A guide to recognizing and appreciating Renaissance architecture. Includes background, key ideas, important architects, and examples.
Gothic (and Gothic-style) abound in church architecture around the world. But what exactly are its characteristics? Learn the stylistic attributes and historical context of Gothic architecture, as well as how to distinguish it from Romanesque and Gothic Revival architecture.
If you've read all my posts in this series, you've officially been introduced to every Newport mansion I visited. (But not every Newport mansion, since unfortunately I didn't get to visit two of them.) But my Newport adventure wasn't entirely mansion tours. There's lots else to see and do in town. The Redwood Library and Athenaeum is… Continue reading Newport Wrap-Up

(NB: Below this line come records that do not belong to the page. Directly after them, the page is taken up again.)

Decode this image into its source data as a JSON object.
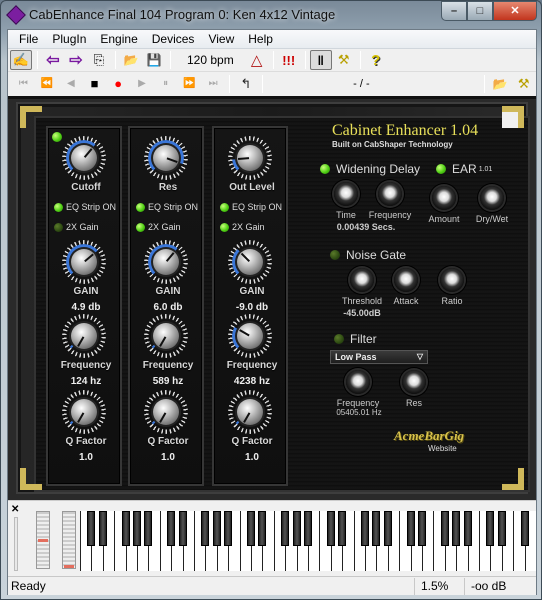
{
  "window": {
    "title": "CabEnhance Final 104 Program 0: Ken 4x12 Vintage",
    "buttons": {
      "minimize": "–",
      "maximize": "□",
      "close": "✕"
    }
  },
  "menu": [
    "File",
    "PlugIn",
    "Engine",
    "Devices",
    "View",
    "Help"
  ],
  "toolbar": {
    "bpm": "120 bpm",
    "icons": {
      "patch": "✍",
      "back": "⇦",
      "forward": "⇨",
      "copy": "⎘",
      "open": "📂",
      "save": "💾",
      "metronome": "△",
      "panic": "!!!",
      "keyboard": "‖",
      "settings": "⚒",
      "help": "?"
    }
  },
  "transport": {
    "buttons": [
      "⏮",
      "⏪",
      "◀",
      "■",
      "●",
      "▶",
      "⏸",
      "⏩",
      "⏭"
    ],
    "loop": "↰",
    "position": "- / -",
    "open": "📂",
    "settings": "⚒"
  },
  "plugin": {
    "title": "Cabinet Enhancer 1.04",
    "subtitle": "Built on CabShaper Technology",
    "strips": [
      {
        "top_label": "Cutoff",
        "eq_strip": "EQ Strip ON",
        "gain2x": "2X Gain",
        "gain2x_on": false,
        "gain_label": "GAIN",
        "gain_value": "4.9 db",
        "freq_label": "Frequency",
        "freq_value": "124 hz",
        "q_label": "Q Factor",
        "q_value": "1.0"
      },
      {
        "top_label": "Res",
        "eq_strip": "EQ Strip ON",
        "gain2x": "2X Gain",
        "gain2x_on": true,
        "gain_label": "GAIN",
        "gain_value": "6.0 db",
        "freq_label": "Frequency",
        "freq_value": "589 hz",
        "q_label": "Q Factor",
        "q_value": "1.0"
      },
      {
        "top_label": "Out Level",
        "eq_strip": "EQ Strip ON",
        "gain2x": "2X Gain",
        "gain2x_on": true,
        "gain_label": "GAIN",
        "gain_value": "-9.0 db",
        "freq_label": "Frequency",
        "freq_value": "4238 hz",
        "q_label": "Q Factor",
        "q_value": "1.0"
      }
    ],
    "widening": {
      "title": "Widening Delay",
      "time": "Time",
      "frequency": "Frequency",
      "time_value": "0.00439 Secs."
    },
    "ear": {
      "title": "EAR",
      "version": "1.01",
      "amount": "Amount",
      "drywet": "Dry/Wet"
    },
    "noise_gate": {
      "title": "Noise Gate",
      "threshold": "Threshold",
      "attack": "Attack",
      "ratio": "Ratio",
      "threshold_value": "-45.00dB"
    },
    "filter": {
      "title": "Filter",
      "type": "Low Pass",
      "frequency": "Frequency",
      "res": "Res",
      "frequency_value": "05405.01 Hz"
    },
    "brand": {
      "name": "AcmeBarGig",
      "link": "Website"
    }
  },
  "keyboard": {
    "close": "✕"
  },
  "status": {
    "text": "Ready",
    "cpu": "1.5%",
    "level": "-oo dB"
  }
}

Brayton Hall, the Brayton family's former home, is located about 20 minutes outside Newport in the nearby town of Portsmouth. The primary attraction of this site isn't the house, but the garden, popularly known as the Green Animals Topiary Garden. It has more than 80 topiaries shaped of like animals and objects alongside may other trees and flowers. My favorite topiaries were the owl,… Continue reading The Green Animals Topiary Garden (My Newport Adventures)

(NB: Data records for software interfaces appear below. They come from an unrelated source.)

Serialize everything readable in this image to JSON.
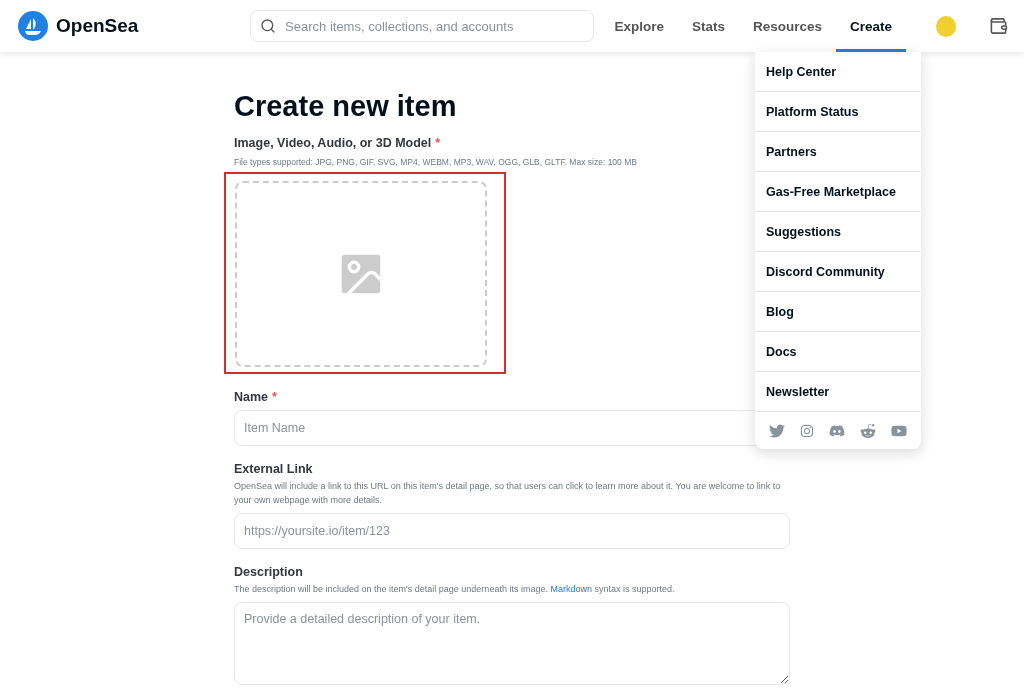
{
  "header": {
    "brand": "OpenSea",
    "search": {
      "placeholder": "Search items, collections, and accounts"
    },
    "nav": [
      {
        "label": "Explore",
        "selected": false
      },
      {
        "label": "Stats",
        "selected": false
      },
      {
        "label": "Resources",
        "selected": false
      },
      {
        "label": "Create",
        "selected": true
      }
    ]
  },
  "menu": {
    "items": [
      "Help Center",
      "Platform Status",
      "Partners",
      "Gas-Free Marketplace",
      "Suggestions",
      "Discord Community",
      "Blog",
      "Docs",
      "Newsletter"
    ]
  },
  "page": {
    "title": "Create new item",
    "media": {
      "label": "Image, Video, Audio, or 3D Model",
      "required_mark": "*",
      "hint": "File types supported: JPG, PNG, GIF, SVG, MP4, WEBM, MP3, WAV, OGG, GLB, GLTF. Max size: 100 MB",
      "highlighted": true
    },
    "fields": [
      {
        "kind": "input",
        "label": "Name",
        "required_mark": "*",
        "placeholder": "Item Name"
      },
      {
        "kind": "input",
        "label": "External Link",
        "help": {
          "before": "OpenSea will include a link to this URL on this item's detail page, so that users can click to learn more about it. You are welcome to link to your own webpage with more details."
        },
        "placeholder": "https://yoursite.io/item/123"
      },
      {
        "kind": "textarea",
        "label": "Description",
        "help": {
          "before": "The description will be included on the item's detail page underneath its image.",
          "link": "Markdown",
          "after": "syntax is supported."
        },
        "placeholder": "Provide a detailed description of your item."
      }
    ]
  }
}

The Isaac Bell House is very different from anything else I saw in Newport. While the Vanderbilts, Berwinds, and other prominent Newport families looked to the past to imitate Renaissance, Gothic, and Baroque architecture, Isaac Bell looked forward instead. Thanks to his architect Stanford White, his house (completed in 1883) began a new style that’s now called Shingle Style.… Continue reading The Isaac Bell House (My Newport Adventures)
Kingscote was owned by George Nobel Jones, and then several generations of the King family (who obviously gave it the name). The home was built in 1841 but substantially enlarged in the 1880s for the Kings. The original house was designed by Richard Upjohn, and the addition was by McKim, Mead, and White. Kingscote is large and impressive,… Continue reading Kingscote (My Newport Adventures)
The Breakers is the crown jewel of Newport, and it's totally crazy to experience. Cornelius Vanderbilt II, who owned the house with his wife Alice, clearly saw himself as a grand Renaissance prince. The Breakers was designed to look like an Italian Renaissance palace by Richard Morris Hunt and completed in 1895.